The dimmable glass consists of films in which embedded particles can be aligned when a voltage is applied. This effect can be used for targeted darkening of the window. Such films have been available for a long time already. Up to now, however, this technology has only been feasible in the roof area for a small number of high-end cars. Continental now is demonstrating the intelligent activation of the “Suspended Particle Device” film technology also for side and rear windows and the windshield in a test vehicle.
This production-ready film technology is based on embedded particles, which arrange themselves randomly when unpowered and darken the window from outside, while retaining transparency from the inside to the outside. If a voltage is applied, the particles align themselves in parallel, so that the window becomes permeable to light in both directions. The connection to the vehicle system enables the windows to lighten automatically when one approaches the vehicle with a key or smartphone. At present, the technology is still rather expensive given the parts budgets for typical midsize-class family cars. However, promising developments are under way that entitle for hope that the prices will fall rapidly, the company said. In particular technologies, called PDLC (Polymer Dispersed Liquid Crystal), LC (Liquid Crystal) and EC (electrochromism) are mentioned as promising. The latter is already used in cars to darken the exterior or interior mirrors to prevent glare effects. Larger areas, like front screen windows, still have the disadvantage that they require high electrical power to achieve short switching times.
The intelligent Glass Control technology could be used to automatically darken the windows in cases when the driver runs danger to get dazzled or blinded by intensive light sources, like the sun near sunset.

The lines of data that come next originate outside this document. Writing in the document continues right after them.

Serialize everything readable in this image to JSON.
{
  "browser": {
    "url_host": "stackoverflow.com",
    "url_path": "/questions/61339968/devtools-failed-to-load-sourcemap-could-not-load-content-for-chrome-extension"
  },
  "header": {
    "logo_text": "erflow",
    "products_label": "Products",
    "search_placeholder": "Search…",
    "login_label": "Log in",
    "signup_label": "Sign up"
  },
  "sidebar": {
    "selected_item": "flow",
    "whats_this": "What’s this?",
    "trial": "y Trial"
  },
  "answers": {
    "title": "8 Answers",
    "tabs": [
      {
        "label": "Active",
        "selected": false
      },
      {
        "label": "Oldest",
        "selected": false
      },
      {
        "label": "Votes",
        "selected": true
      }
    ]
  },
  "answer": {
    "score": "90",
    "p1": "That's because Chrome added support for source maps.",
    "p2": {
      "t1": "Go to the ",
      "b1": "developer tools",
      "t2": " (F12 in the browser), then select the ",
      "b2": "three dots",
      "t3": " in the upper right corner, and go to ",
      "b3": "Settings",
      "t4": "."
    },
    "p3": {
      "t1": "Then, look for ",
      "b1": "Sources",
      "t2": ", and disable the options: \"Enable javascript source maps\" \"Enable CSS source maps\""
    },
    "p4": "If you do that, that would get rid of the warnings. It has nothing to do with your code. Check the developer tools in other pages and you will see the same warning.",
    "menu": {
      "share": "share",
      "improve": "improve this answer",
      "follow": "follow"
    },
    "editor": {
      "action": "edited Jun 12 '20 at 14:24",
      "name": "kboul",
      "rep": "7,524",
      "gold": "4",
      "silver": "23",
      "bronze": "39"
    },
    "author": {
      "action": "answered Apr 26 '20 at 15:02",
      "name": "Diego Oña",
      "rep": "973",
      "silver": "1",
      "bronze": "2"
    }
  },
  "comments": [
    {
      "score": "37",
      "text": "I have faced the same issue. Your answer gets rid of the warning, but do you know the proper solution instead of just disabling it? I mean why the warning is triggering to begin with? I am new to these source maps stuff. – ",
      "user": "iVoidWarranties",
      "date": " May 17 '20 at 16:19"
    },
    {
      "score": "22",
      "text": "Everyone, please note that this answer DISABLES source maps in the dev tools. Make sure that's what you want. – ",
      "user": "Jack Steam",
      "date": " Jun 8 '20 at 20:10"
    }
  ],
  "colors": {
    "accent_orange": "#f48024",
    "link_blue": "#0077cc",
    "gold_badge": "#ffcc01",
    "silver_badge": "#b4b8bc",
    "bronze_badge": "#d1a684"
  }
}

Another benefit is that the interior of the vehicle heats up less if the windows are darkened. Plus, the interior remains hidden to outside viewers in the absence of the driver.